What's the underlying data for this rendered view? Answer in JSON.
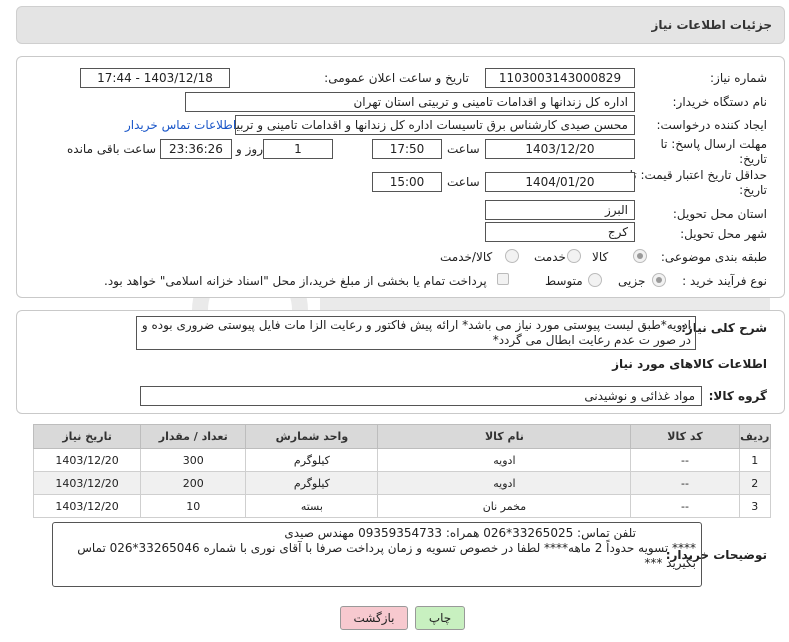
{
  "header": {
    "title": "جزئیات اطلاعات نیاز"
  },
  "form": {
    "need_number_label": "شماره نیاز:",
    "need_number": "1103003143000829",
    "announce_label": "تاریخ و ساعت اعلان عمومی:",
    "announce_value": "1403/12/18 - 17:44",
    "buyer_org_label": "نام دستگاه خریدار:",
    "buyer_org": "اداره کل زندانها و اقدامات تامینی و تربیتی استان تهران",
    "creator_label": "ایجاد کننده درخواست:",
    "creator": "محسن صیدی کارشناس برق تاسیسات  اداره کل زندانها و اقدامات تامینی و تربیتی",
    "contact_link": "اطلاعات تماس خریدار",
    "deadline_label": "مهلت ارسال پاسخ: تا تاریخ:",
    "deadline_date": "1403/12/20",
    "time_label": "ساعت",
    "deadline_time": "17:50",
    "days_value": "1",
    "days_label": "روز و",
    "remaining_time": "23:36:26",
    "remaining_label": "ساعت باقی مانده",
    "validity_label": "حداقل تاریخ اعتبار قیمت: تا تاریخ:",
    "validity_date": "1404/01/20",
    "validity_time": "15:00",
    "province_label": "استان محل تحویل:",
    "province": "البرز",
    "city_label": "شهر محل تحویل:",
    "city": "کرج",
    "category_label": "طبقه بندی موضوعی:",
    "category_options": [
      "کالا",
      "خدمت",
      "کالا/خدمت"
    ],
    "process_label": "نوع فرآیند خرید :",
    "process_options": [
      "جزیی",
      "متوسط"
    ],
    "payment_note": "پرداخت تمام یا بخشی از مبلغ خرید،از محل \"اسناد خزانه اسلامی\" خواهد بود."
  },
  "description": {
    "label": "شرح کلی نیاز:",
    "text": "ادویه*طبق لیست پیوستی مورد نیاز می باشد* ارائه پیش فاکتور و رعایت الزا مات فایل پیوستی ضروری بوده و در صور ت عدم رعایت ابطال می گردد*"
  },
  "goods_section": {
    "title": "اطلاعات کالاهای مورد نیاز",
    "group_label": "گروه کالا:",
    "group_value": "مواد غذائی و نوشیدنی"
  },
  "table": {
    "headers": [
      "ردیف",
      "کد کالا",
      "نام کالا",
      "واحد شمارش",
      "تعداد / مقدار",
      "تاریخ نیاز"
    ],
    "rows": [
      [
        "1",
        "--",
        "ادویه",
        "کیلوگرم",
        "300",
        "1403/12/20"
      ],
      [
        "2",
        "--",
        "ادویه",
        "کیلوگرم",
        "200",
        "1403/12/20"
      ],
      [
        "3",
        "--",
        "مخمر نان",
        "بسته",
        "10",
        "1403/12/20"
      ]
    ]
  },
  "buyer_notes": {
    "label": "توضیحات خریدار:",
    "line1": "تلفن تماس: 33265025*026      همراه: 09359354733     مهندس صیدی",
    "line2": "**** تسویه حدوداً 2 ماهه**** لطفا در خصوص تسویه و زمان پرداخت صرفا با آقای نوری با شماره 33265046*026 تماس بگیرید ***"
  },
  "buttons": {
    "print": "چاپ",
    "back": "بازگشت"
  },
  "colors": {
    "print_bg": "#c8f0c0",
    "back_bg": "#f7c9cf",
    "link": "#1a56c8"
  }
}
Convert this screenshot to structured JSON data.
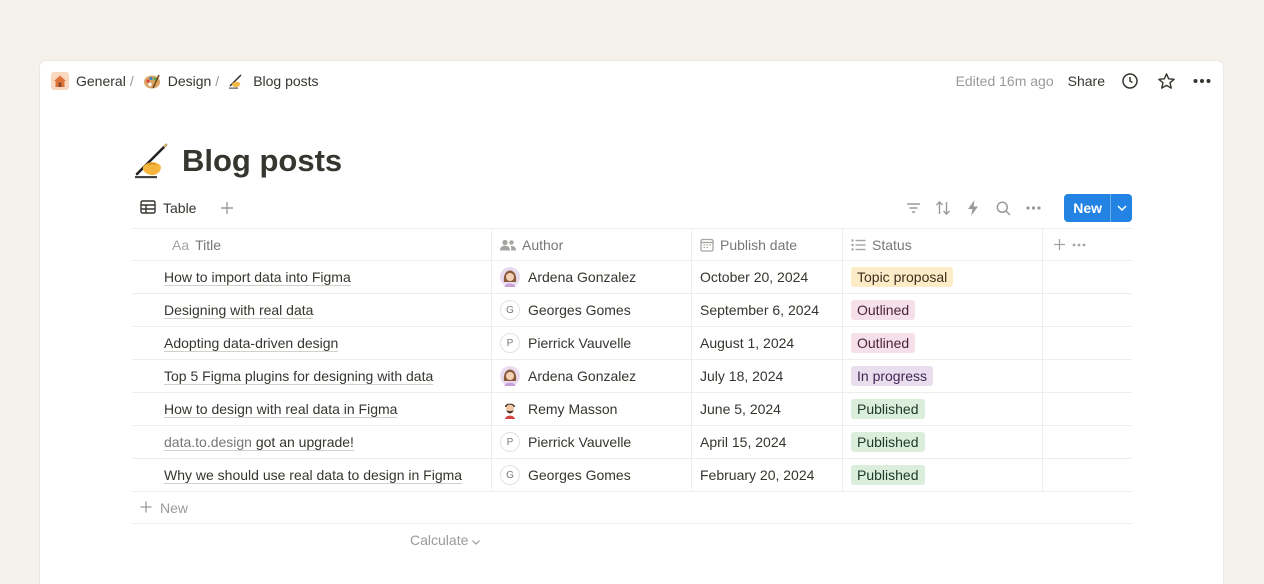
{
  "breadcrumb": [
    {
      "label": "General",
      "icon": "house-icon"
    },
    {
      "label": "Design",
      "icon": "palette-icon"
    },
    {
      "label": "Blog posts",
      "icon": "writing-hand-icon"
    }
  ],
  "topbar": {
    "edited": "Edited 16m ago",
    "share": "Share"
  },
  "page": {
    "emoji": "✍️",
    "title": "Blog posts"
  },
  "view": {
    "tab_label": "Table",
    "new_button": "New"
  },
  "columns": {
    "title": "Title",
    "title_prefix": "Aa",
    "author": "Author",
    "date": "Publish date",
    "status": "Status"
  },
  "rows": [
    {
      "title": "How to import data into Figma",
      "author": "Ardena Gonzalez",
      "avatar": "photo-woman",
      "date": "October 20, 2024",
      "status": "Topic proposal",
      "status_class": "s-topic"
    },
    {
      "title": "Designing with real data",
      "author": "Georges Gomes",
      "avatar": "G",
      "date": "September 6, 2024",
      "status": "Outlined",
      "status_class": "s-outlined"
    },
    {
      "title": "Adopting data-driven design",
      "author": "Pierrick Vauvelle",
      "avatar": "P",
      "date": "August 1, 2024",
      "status": "Outlined",
      "status_class": "s-outlined"
    },
    {
      "title": "Top 5 Figma plugins for designing with data",
      "author": "Ardena Gonzalez",
      "avatar": "photo-woman",
      "date": "July 18, 2024",
      "status": "In progress",
      "status_class": "s-progress"
    },
    {
      "title": "How to design with real data in Figma",
      "author": "Remy Masson",
      "avatar": "photo-man",
      "date": "June 5, 2024",
      "status": "Published",
      "status_class": "s-published"
    },
    {
      "title": "got an upgrade!",
      "title_link": "data.to.design",
      "author": "Pierrick Vauvelle",
      "avatar": "P",
      "date": "April 15, 2024",
      "status": "Published",
      "status_class": "s-published"
    },
    {
      "title": "Why we should use real data to design in Figma",
      "author": "Georges Gomes",
      "avatar": "G",
      "date": "February 20, 2024",
      "status": "Published",
      "status_class": "s-published"
    }
  ],
  "footer": {
    "new_row": "New",
    "calculate": "Calculate"
  },
  "colors": {
    "accent": "#2383e2",
    "background": "#f4f2eb"
  }
}
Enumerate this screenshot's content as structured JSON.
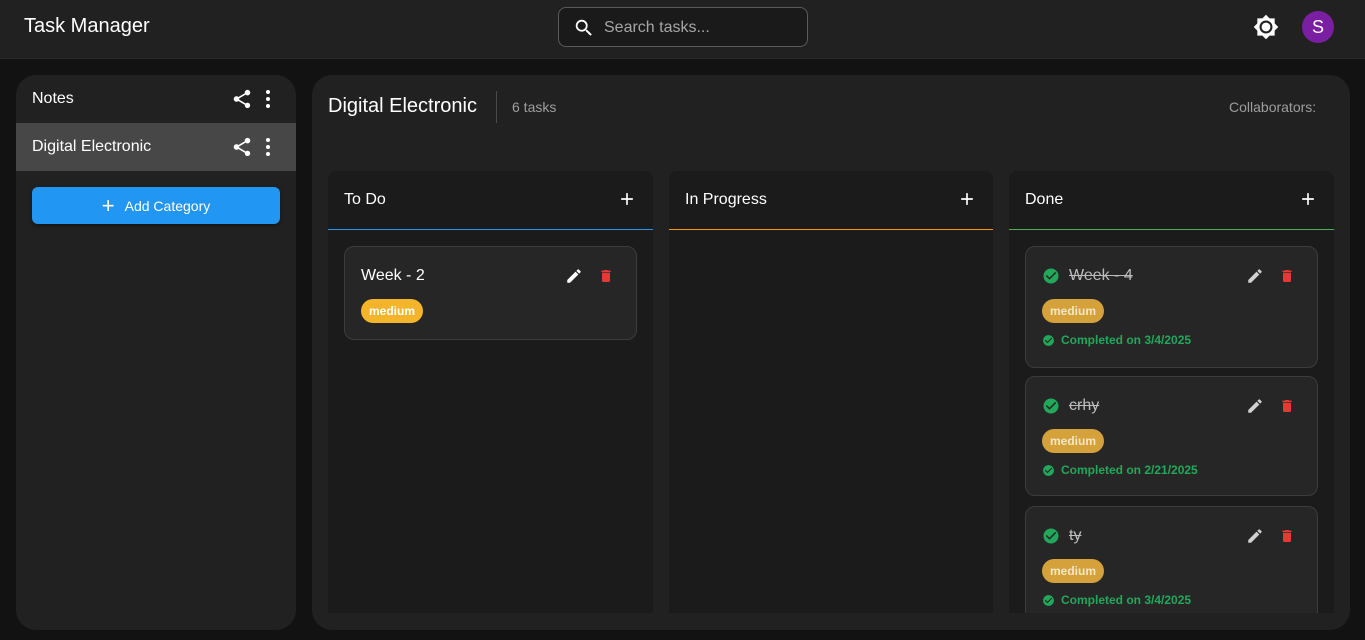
{
  "app": {
    "title": "Task Manager"
  },
  "search": {
    "placeholder": "Search tasks..."
  },
  "user": {
    "avatar_initial": "S",
    "avatar_color": "#7b1fa2"
  },
  "sidebar": {
    "categories": [
      {
        "label": "Notes",
        "active": false
      },
      {
        "label": "Digital Electronic",
        "active": true
      }
    ],
    "add_category_label": "Add Category"
  },
  "board": {
    "title": "Digital Electronic",
    "task_count": "6 tasks",
    "collaborators_label": "Collaborators:"
  },
  "columns": [
    {
      "title": "To Do",
      "accent": "#2196f3",
      "tasks": [
        {
          "title": "Week - 2",
          "priority": "medium",
          "done": false
        }
      ]
    },
    {
      "title": "In Progress",
      "accent": "#ff9800",
      "tasks": []
    },
    {
      "title": "Done",
      "accent": "#4caf50",
      "tasks": [
        {
          "title": "Week - 4",
          "priority": "medium",
          "done": true,
          "completed": "Completed on 3/4/2025"
        },
        {
          "title": "crhy",
          "priority": "medium",
          "done": true,
          "completed": "Completed on 2/21/2025"
        },
        {
          "title": "ty",
          "priority": "medium",
          "done": true,
          "completed": "Completed on 3/4/2025"
        }
      ]
    }
  ],
  "colors": {
    "primary": "#2196f3",
    "danger": "#e53935",
    "success": "#22a85a",
    "medium_badge": "#f5b52a"
  },
  "icons": [
    "search-icon",
    "brightness-icon",
    "share-icon",
    "more-vert-icon",
    "plus-icon",
    "edit-icon",
    "delete-icon",
    "check-circle-icon"
  ]
}
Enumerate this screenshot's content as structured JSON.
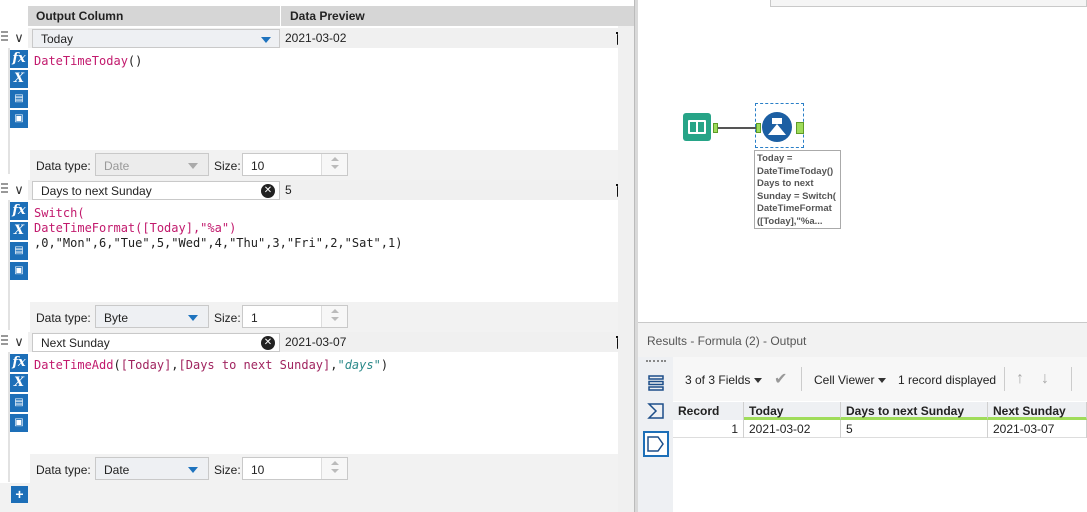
{
  "formula": {
    "header": {
      "output_column": "Output Column",
      "data_preview": "Data Preview"
    },
    "rows": [
      {
        "name": "Today",
        "preview": "2021-03-02",
        "expr": [
          "DateTimeToday",
          "()"
        ],
        "data_type_label": "Data type:",
        "data_type": "Date",
        "size_label": "Size:",
        "size": "10"
      },
      {
        "name": "Days to next Sunday",
        "preview": "5",
        "expr_lines": [
          "Switch(",
          "DateTimeFormat([Today],\"%a\")",
          ",0,\"Mon\",6,\"Tue\",5,\"Wed\",4,\"Thu\",3,\"Fri\",2,\"Sat\",1)"
        ],
        "data_type_label": "Data type:",
        "data_type": "Byte",
        "size_label": "Size:",
        "size": "1"
      },
      {
        "name": "Next Sunday",
        "preview": "2021-03-07",
        "expr": [
          "DateTimeAdd",
          "(",
          "[Today]",
          ",",
          "[Days to next Sunday]",
          ",",
          "\"days\"",
          ")"
        ],
        "data_type_label": "Data type:",
        "data_type": "Date",
        "size_label": "Size:",
        "size": "10"
      }
    ],
    "icons": {
      "fx": "fx",
      "x": "X"
    },
    "add": "+"
  },
  "canvas": {
    "annotation": "Today = DateTimeToday() Days to next Sunday = Switch( DateTimeFormat ([Today],\"%a..."
  },
  "results": {
    "title": "Results - Formula (2) - Output",
    "fields": "3 of 3 Fields",
    "viewer": "Cell Viewer",
    "records": "1 record displayed",
    "columns": [
      "Record",
      "Today",
      "Days to next Sunday",
      "Next Sunday"
    ],
    "row": [
      "1",
      "2021-03-02",
      "5",
      "2021-03-07"
    ]
  }
}
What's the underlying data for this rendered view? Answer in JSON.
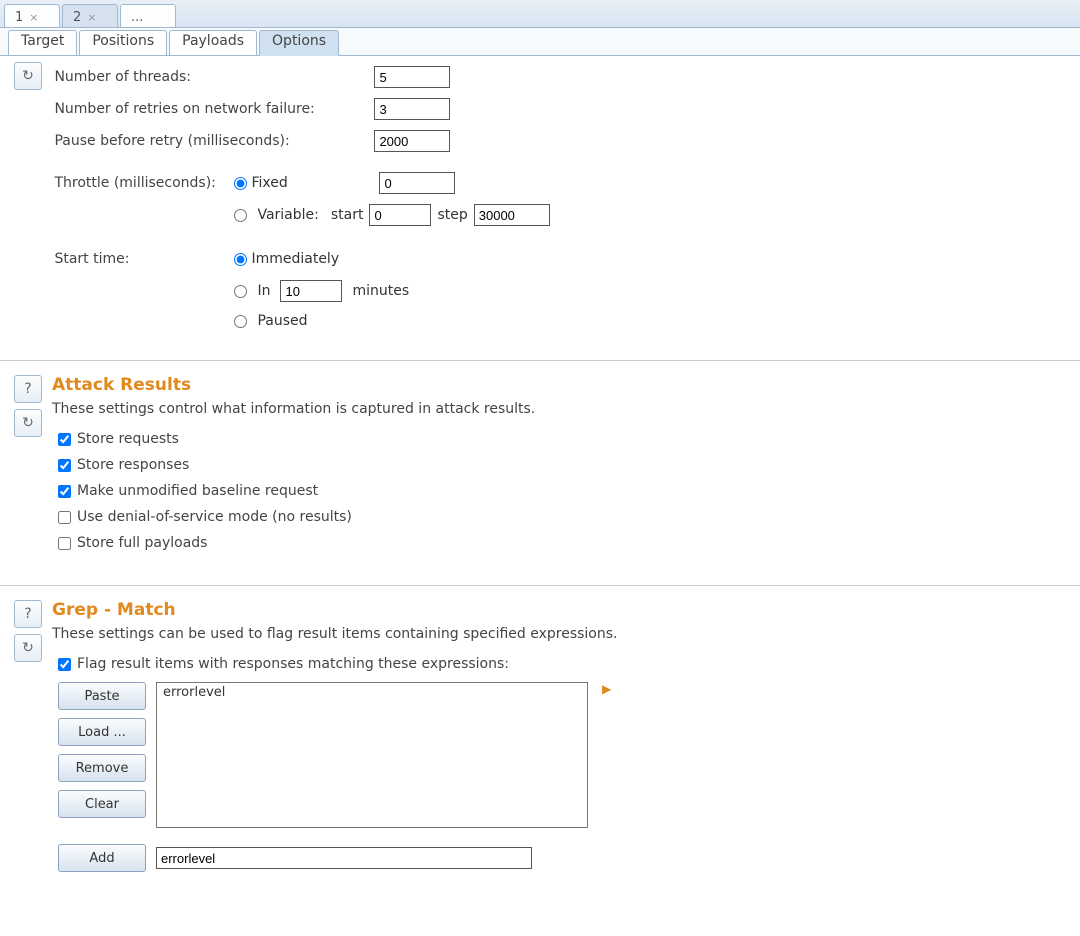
{
  "topTabs": {
    "t1": "1",
    "t2": "2",
    "t3": "..."
  },
  "subTabs": {
    "target": "Target",
    "positions": "Positions",
    "payloads": "Payloads",
    "options": "Options"
  },
  "req": {
    "threads_label": "Number of threads:",
    "threads_val": "5",
    "retries_label": "Number of retries on network failure:",
    "retries_val": "3",
    "pause_label": "Pause before retry (milliseconds):",
    "pause_val": "2000",
    "throttle_label": "Throttle (milliseconds):",
    "fixed_label": "Fixed",
    "fixed_val": "0",
    "variable_label": "Variable:",
    "start_label": "start",
    "start_val": "0",
    "step_label": "step",
    "step_val": "30000",
    "starttime_label": "Start time:",
    "immediately": "Immediately",
    "in_label": "In",
    "in_val": "10",
    "minutes": "minutes",
    "paused": "Paused"
  },
  "attack": {
    "title": "Attack Results",
    "desc": "These settings control what information is captured in attack results.",
    "c1": "Store requests",
    "c2": "Store responses",
    "c3": "Make unmodified baseline request",
    "c4": "Use denial-of-service mode (no results)",
    "c5": "Store full payloads"
  },
  "grep": {
    "title": "Grep - Match",
    "desc": "These settings can be used to flag result items containing specified expressions.",
    "flag": "Flag result items with responses matching these expressions:",
    "paste": "Paste",
    "load": "Load ...",
    "remove": "Remove",
    "clear": "Clear",
    "add": "Add",
    "list_item": "errorlevel",
    "add_val": "errorlevel"
  }
}
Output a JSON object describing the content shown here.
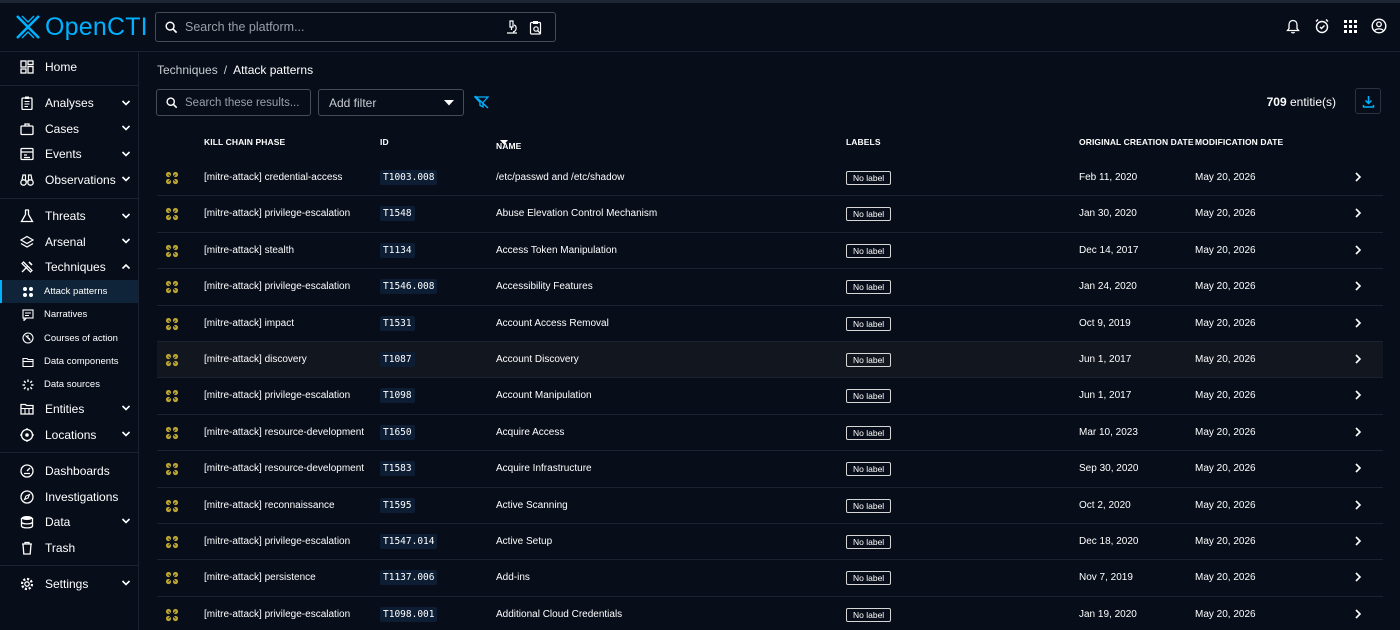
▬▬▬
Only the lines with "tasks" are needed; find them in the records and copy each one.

    "placeholder": "Search tasks..."
    "task_count": "6 tasks",
      "tasks": [
      "tasks": []
      "tasks": [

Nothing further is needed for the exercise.